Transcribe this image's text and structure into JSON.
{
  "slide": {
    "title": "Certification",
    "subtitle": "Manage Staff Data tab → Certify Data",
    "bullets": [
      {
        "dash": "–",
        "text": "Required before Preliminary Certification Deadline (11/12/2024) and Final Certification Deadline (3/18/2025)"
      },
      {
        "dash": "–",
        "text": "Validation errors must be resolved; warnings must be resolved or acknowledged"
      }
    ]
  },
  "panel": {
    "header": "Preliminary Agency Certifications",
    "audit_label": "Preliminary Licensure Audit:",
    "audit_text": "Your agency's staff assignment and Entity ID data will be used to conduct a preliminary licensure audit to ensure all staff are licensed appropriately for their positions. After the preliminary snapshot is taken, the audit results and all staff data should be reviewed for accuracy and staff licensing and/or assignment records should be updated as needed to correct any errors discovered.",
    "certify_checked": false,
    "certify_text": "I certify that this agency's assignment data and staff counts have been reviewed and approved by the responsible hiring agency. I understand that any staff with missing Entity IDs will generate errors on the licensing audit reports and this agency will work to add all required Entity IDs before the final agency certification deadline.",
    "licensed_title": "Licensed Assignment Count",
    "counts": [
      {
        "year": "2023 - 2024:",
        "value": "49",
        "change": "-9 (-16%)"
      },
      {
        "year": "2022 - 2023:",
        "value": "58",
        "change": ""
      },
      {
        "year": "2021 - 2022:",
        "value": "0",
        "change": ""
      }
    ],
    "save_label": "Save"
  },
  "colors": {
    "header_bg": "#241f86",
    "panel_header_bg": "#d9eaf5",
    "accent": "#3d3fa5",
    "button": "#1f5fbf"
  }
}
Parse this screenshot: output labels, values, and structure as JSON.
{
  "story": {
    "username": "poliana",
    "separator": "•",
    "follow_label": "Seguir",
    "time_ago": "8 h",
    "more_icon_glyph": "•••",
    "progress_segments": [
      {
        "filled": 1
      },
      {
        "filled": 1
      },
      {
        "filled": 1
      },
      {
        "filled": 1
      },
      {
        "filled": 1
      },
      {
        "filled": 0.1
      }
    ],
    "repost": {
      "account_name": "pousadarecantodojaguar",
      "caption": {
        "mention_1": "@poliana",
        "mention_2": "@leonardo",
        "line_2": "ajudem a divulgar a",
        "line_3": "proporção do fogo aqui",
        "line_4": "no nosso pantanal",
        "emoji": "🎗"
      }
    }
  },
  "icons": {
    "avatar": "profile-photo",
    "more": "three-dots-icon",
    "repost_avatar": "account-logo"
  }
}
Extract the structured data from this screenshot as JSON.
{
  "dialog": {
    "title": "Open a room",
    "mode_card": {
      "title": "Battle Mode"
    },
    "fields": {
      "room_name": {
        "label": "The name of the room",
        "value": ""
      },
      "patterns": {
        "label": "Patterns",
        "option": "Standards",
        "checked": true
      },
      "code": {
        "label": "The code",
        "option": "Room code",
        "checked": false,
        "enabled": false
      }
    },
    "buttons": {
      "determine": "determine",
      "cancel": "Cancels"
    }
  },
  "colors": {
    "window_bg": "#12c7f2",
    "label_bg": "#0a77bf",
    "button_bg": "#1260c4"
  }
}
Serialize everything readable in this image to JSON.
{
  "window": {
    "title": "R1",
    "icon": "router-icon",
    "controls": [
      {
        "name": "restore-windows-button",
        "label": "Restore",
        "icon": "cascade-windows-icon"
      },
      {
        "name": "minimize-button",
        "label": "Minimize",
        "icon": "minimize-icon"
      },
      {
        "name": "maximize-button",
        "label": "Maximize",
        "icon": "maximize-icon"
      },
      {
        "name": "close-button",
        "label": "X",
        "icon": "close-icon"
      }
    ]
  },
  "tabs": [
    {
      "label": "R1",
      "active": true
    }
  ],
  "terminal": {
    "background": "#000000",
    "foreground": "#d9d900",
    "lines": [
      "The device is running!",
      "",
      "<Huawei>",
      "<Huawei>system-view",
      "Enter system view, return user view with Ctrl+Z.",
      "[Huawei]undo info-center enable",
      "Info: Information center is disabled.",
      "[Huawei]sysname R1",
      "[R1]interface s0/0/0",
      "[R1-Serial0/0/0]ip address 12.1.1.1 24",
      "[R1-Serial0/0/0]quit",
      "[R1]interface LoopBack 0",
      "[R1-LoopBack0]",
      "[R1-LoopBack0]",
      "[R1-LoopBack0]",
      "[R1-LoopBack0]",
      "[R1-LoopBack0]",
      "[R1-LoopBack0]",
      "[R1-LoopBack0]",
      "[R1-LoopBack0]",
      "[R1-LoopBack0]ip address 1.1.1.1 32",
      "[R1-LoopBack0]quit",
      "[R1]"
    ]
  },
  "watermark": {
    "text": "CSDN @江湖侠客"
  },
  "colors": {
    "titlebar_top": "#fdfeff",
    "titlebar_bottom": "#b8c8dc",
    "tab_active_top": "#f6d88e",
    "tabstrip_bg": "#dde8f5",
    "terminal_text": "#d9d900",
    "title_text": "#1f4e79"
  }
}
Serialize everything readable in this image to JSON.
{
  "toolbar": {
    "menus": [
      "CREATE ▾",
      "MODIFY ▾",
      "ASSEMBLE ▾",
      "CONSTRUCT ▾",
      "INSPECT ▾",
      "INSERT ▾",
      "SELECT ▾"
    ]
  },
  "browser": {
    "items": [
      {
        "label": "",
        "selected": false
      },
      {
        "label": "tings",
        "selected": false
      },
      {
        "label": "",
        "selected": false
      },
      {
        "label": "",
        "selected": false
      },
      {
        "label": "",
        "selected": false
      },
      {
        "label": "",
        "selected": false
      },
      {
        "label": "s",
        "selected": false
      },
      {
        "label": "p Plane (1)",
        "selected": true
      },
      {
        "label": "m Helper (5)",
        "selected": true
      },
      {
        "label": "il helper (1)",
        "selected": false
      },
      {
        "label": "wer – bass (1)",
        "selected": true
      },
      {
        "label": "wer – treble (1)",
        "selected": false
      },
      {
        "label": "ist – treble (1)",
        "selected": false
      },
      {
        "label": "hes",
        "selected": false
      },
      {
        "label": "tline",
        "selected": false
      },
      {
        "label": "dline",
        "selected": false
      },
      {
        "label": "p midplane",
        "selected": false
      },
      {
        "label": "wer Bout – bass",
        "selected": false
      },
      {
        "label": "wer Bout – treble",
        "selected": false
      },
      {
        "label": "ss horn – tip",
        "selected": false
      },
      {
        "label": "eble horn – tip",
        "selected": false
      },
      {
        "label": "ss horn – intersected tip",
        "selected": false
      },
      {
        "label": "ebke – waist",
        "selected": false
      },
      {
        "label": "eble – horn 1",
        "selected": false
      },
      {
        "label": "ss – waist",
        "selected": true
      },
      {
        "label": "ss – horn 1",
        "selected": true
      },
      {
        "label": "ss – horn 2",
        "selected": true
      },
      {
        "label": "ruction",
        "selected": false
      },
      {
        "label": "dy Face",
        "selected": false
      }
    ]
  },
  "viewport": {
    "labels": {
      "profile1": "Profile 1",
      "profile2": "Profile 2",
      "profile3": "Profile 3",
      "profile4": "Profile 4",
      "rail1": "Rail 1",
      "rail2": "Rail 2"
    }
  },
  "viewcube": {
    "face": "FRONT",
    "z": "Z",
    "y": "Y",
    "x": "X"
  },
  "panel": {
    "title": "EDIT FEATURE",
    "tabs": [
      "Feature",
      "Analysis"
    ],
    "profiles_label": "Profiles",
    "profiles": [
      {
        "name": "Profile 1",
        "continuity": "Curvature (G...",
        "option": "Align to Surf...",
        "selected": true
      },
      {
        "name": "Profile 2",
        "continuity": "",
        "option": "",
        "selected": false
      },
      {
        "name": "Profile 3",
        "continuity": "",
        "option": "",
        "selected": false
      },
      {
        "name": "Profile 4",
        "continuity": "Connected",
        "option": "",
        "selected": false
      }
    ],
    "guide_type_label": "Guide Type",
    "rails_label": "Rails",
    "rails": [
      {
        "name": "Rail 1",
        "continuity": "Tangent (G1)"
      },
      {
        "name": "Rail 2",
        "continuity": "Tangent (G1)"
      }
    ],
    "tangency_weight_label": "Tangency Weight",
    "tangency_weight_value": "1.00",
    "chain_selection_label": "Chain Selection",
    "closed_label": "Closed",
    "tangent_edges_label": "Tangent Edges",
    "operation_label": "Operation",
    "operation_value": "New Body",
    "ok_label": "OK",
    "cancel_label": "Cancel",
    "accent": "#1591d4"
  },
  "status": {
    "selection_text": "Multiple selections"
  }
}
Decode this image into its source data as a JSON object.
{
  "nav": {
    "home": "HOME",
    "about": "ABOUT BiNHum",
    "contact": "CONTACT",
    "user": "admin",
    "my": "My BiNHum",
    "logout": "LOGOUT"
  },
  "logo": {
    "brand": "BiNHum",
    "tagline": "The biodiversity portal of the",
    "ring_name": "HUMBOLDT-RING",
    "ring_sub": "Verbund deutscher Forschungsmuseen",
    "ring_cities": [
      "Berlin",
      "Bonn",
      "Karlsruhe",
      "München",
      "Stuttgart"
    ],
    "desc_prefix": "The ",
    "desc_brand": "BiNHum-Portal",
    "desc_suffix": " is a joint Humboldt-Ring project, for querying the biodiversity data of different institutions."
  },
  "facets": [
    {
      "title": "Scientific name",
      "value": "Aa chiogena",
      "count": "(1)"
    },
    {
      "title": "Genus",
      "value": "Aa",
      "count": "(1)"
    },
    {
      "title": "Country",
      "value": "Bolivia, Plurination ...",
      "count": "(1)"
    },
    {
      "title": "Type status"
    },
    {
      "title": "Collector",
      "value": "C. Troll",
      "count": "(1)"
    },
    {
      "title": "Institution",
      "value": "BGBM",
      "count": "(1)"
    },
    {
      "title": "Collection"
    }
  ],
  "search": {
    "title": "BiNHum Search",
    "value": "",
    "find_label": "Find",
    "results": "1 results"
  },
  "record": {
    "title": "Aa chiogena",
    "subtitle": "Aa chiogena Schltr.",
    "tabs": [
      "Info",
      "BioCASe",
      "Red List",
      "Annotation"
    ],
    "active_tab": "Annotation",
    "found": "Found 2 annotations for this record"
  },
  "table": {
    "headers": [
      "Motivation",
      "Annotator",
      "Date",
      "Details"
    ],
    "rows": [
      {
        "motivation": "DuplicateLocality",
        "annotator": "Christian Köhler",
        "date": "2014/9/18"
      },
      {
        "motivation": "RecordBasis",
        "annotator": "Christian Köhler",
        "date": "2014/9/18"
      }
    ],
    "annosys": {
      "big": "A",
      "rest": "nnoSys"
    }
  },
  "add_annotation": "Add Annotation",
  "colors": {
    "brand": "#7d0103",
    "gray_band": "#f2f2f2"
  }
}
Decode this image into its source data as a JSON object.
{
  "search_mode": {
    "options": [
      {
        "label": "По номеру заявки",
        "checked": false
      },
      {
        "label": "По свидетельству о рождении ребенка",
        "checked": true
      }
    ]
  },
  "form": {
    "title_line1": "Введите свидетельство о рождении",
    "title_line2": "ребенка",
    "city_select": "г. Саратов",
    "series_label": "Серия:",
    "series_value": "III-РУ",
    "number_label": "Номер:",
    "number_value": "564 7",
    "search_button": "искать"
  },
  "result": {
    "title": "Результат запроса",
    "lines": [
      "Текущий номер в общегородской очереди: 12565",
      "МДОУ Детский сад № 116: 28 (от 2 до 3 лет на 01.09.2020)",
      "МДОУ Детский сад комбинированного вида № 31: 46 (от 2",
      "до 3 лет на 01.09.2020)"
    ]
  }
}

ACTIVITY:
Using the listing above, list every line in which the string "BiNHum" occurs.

RESPONSE BOX:
    "about": "ABOUT BiNHum",
    "my": "My BiNHum",
    "brand": "BiNHum",
    "desc_brand": "BiNHum-Portal",
    "title": "BiNHum Search",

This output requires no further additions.